WORK ITEM ::
Your task is to write out every line of the data exactly. Drop the pictures.

[Entries from a dataset of interfaces]
______________________________

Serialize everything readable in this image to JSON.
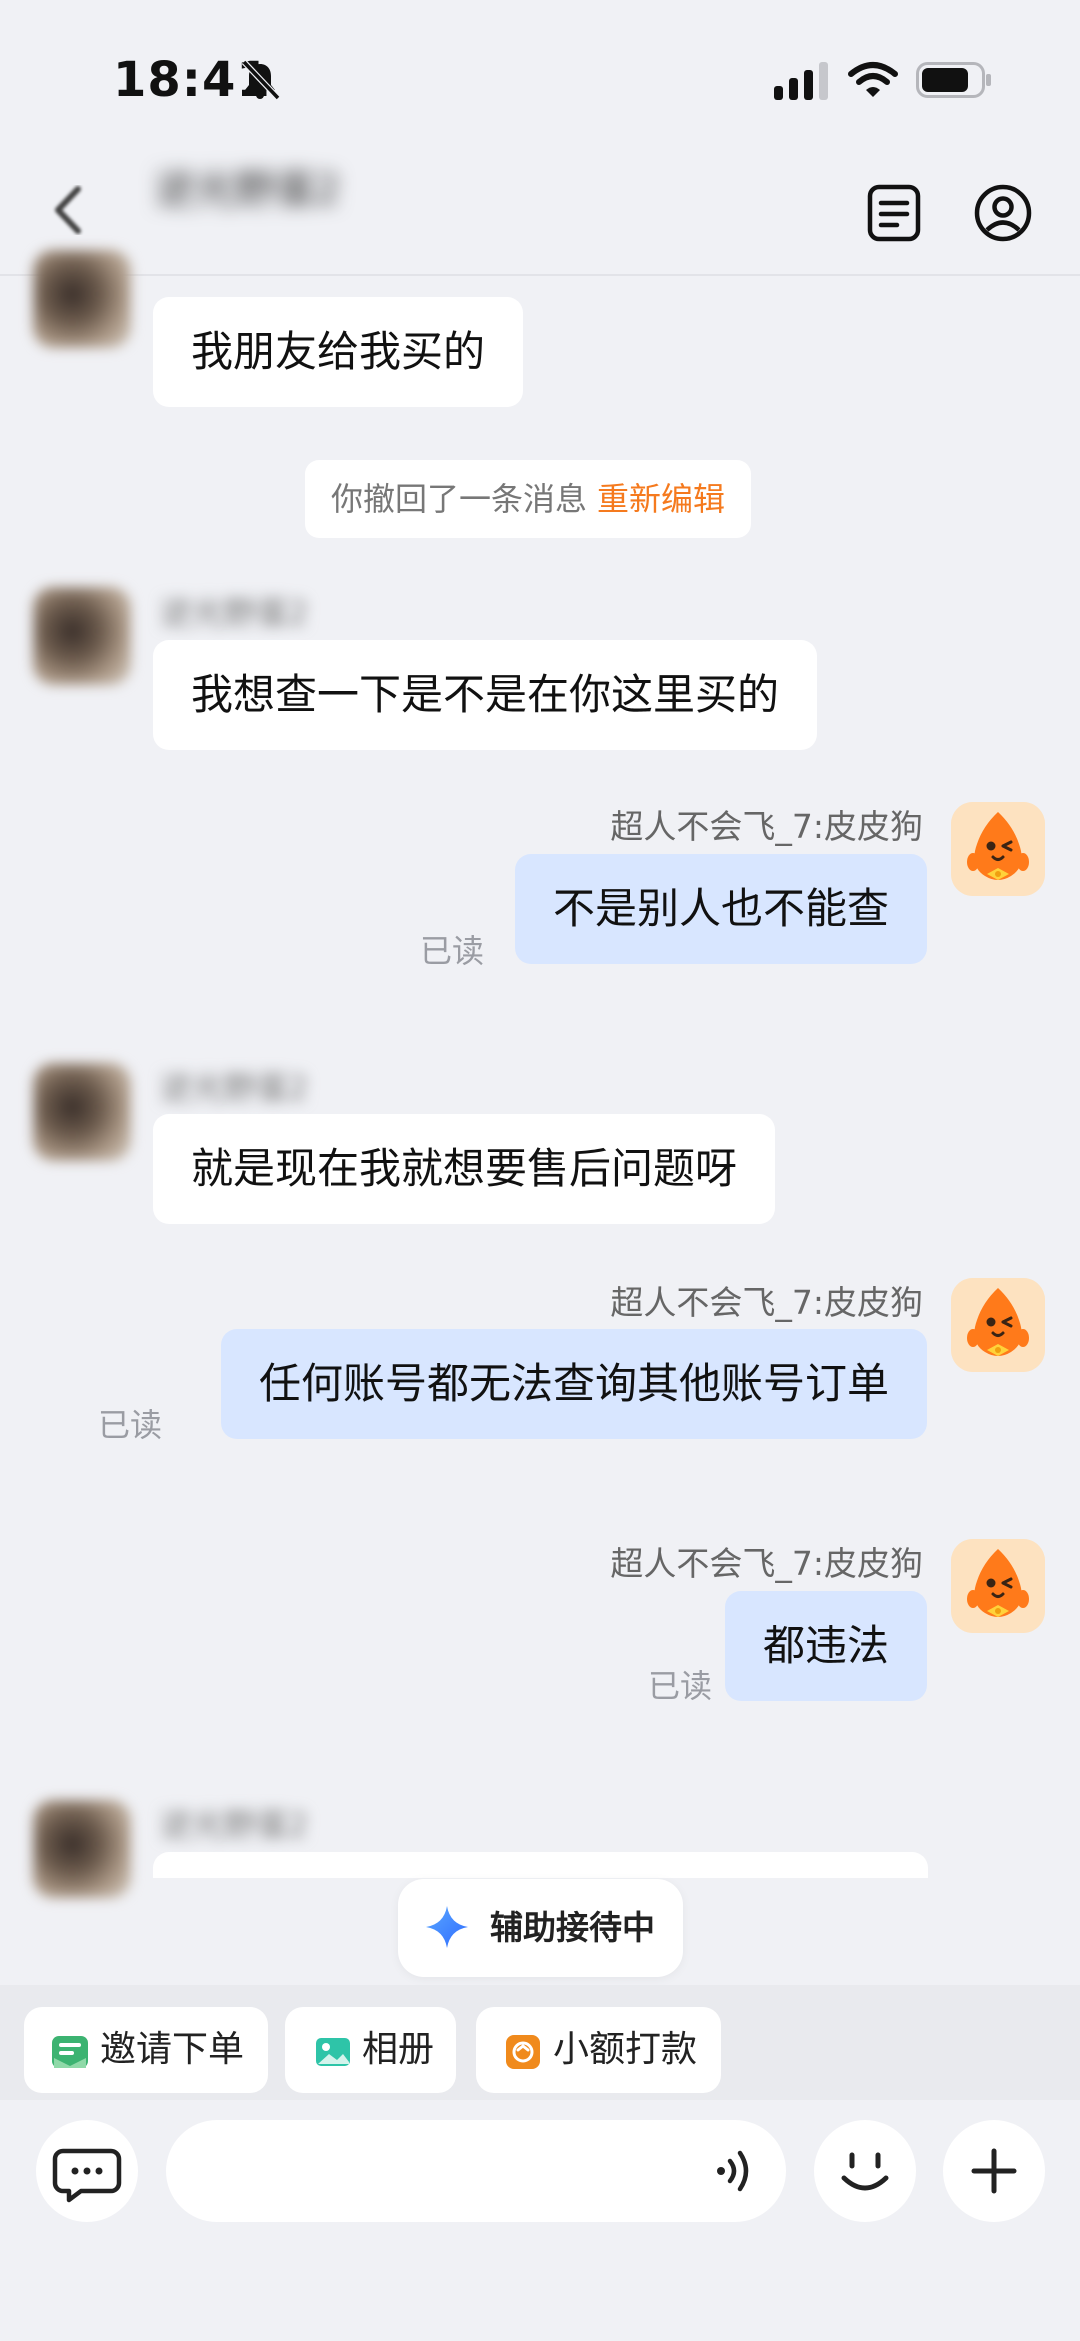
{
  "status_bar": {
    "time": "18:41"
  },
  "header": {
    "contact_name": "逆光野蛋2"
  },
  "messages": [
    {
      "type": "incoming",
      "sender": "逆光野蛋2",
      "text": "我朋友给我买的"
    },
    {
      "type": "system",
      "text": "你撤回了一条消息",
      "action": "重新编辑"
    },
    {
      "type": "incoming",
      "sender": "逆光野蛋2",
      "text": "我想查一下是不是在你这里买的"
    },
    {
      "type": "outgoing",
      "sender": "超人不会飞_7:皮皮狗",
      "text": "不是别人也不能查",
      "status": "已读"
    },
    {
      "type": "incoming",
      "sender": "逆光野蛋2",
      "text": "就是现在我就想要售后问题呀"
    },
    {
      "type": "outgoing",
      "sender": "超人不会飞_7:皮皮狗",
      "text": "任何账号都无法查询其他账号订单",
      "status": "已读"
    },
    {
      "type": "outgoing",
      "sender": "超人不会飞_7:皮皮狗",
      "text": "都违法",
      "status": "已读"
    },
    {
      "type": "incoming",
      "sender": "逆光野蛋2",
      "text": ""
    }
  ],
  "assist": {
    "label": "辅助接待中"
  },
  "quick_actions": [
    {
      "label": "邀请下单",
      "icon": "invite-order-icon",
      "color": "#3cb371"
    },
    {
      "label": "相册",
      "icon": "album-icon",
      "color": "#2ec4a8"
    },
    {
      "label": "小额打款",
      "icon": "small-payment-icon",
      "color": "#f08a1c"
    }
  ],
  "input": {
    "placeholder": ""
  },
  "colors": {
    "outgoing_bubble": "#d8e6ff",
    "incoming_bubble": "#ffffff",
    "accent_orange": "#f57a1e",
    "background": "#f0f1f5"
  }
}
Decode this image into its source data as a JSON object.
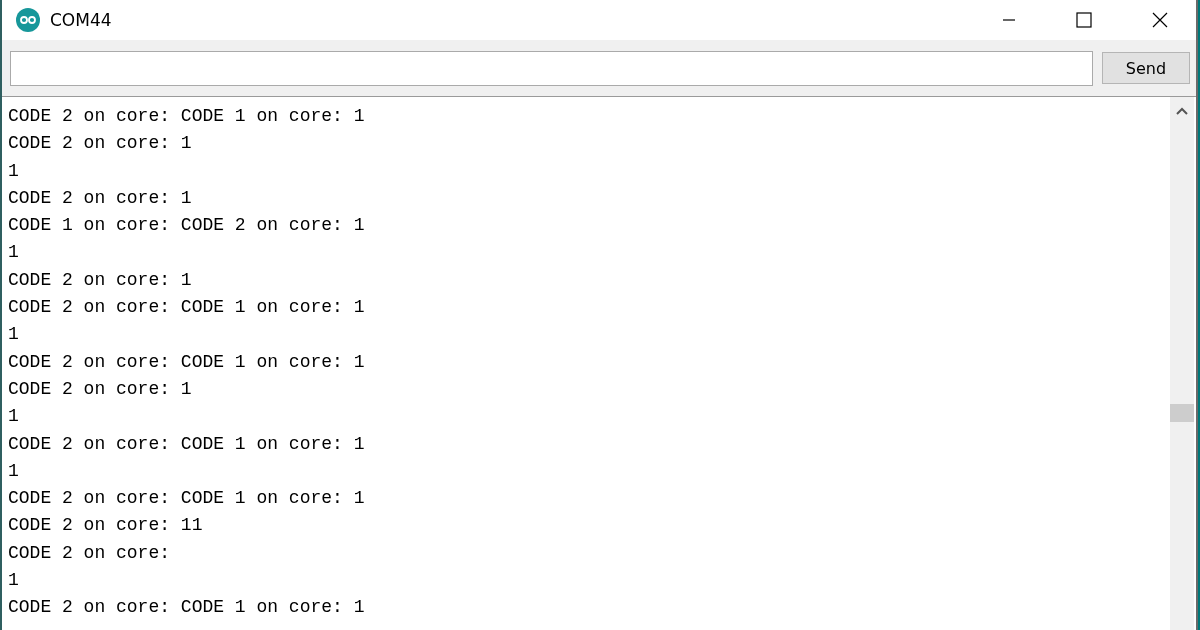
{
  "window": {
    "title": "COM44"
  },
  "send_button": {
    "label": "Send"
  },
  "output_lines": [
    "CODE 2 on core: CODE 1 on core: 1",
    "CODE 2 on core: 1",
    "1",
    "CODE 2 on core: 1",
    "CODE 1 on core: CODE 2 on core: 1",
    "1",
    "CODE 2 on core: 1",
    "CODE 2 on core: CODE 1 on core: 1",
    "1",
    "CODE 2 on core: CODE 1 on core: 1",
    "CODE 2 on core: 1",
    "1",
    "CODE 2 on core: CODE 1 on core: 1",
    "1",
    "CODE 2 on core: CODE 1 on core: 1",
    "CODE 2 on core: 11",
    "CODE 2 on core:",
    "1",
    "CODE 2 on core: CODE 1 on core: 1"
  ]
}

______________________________

YOUR RESPONSE ::
Serialize everything readable in this image to JSON.
{
  "status_bar": {
    "time": "18:41"
  },
  "header": {
    "contact_name": "逆光野蛋2"
  },
  "messages": [
    {
      "type": "incoming",
      "sender": "逆光野蛋2",
      "text": "我朋友给我买的"
    },
    {
      "type": "system",
      "text": "你撤回了一条消息",
      "action": "重新编辑"
    },
    {
      "type": "incoming",
      "sender": "逆光野蛋2",
      "text": "我想查一下是不是在你这里买的"
    },
    {
      "type": "outgoing",
      "sender": "超人不会飞_7:皮皮狗",
      "text": "不是别人也不能查",
      "status": "已读"
    },
    {
      "type": "incoming",
      "sender": "逆光野蛋2",
      "text": "就是现在我就想要售后问题呀"
    },
    {
      "type": "outgoing",
      "sender": "超人不会飞_7:皮皮狗",
      "text": "任何账号都无法查询其他账号订单",
      "status": "已读"
    },
    {
      "type": "outgoing",
      "sender": "超人不会飞_7:皮皮狗",
      "text": "都违法",
      "status": "已读"
    },
    {
      "type": "incoming",
      "sender": "逆光野蛋2",
      "text": ""
    }
  ],
  "assist": {
    "label": "辅助接待中"
  },
  "quick_actions": [
    {
      "label": "邀请下单",
      "icon": "invite-order-icon",
      "color": "#3cb371"
    },
    {
      "label": "相册",
      "icon": "album-icon",
      "color": "#2ec4a8"
    },
    {
      "label": "小额打款",
      "icon": "small-payment-icon",
      "color": "#f08a1c"
    }
  ],
  "input": {
    "placeholder": ""
  },
  "colors": {
    "outgoing_bubble": "#d8e6ff",
    "incoming_bubble": "#ffffff",
    "accent_orange": "#f57a1e",
    "background": "#f0f1f5"
  }
}
Decode this image into its source data as a JSON object.
{
  "window": {
    "title": "COM44"
  },
  "send_button": {
    "label": "Send"
  },
  "output_lines": [
    "CODE 2 on core: CODE 1 on core: 1",
    "CODE 2 on core: 1",
    "1",
    "CODE 2 on core: 1",
    "CODE 1 on core: CODE 2 on core: 1",
    "1",
    "CODE 2 on core: 1",
    "CODE 2 on core: CODE 1 on core: 1",
    "1",
    "CODE 2 on core: CODE 1 on core: 1",
    "CODE 2 on core: 1",
    "1",
    "CODE 2 on core: CODE 1 on core: 1",
    "1",
    "CODE 2 on core: CODE 1 on core: 1",
    "CODE 2 on core: 11",
    "CODE 2 on core:",
    "1",
    "CODE 2 on core: CODE 1 on core: 1"
  ]
}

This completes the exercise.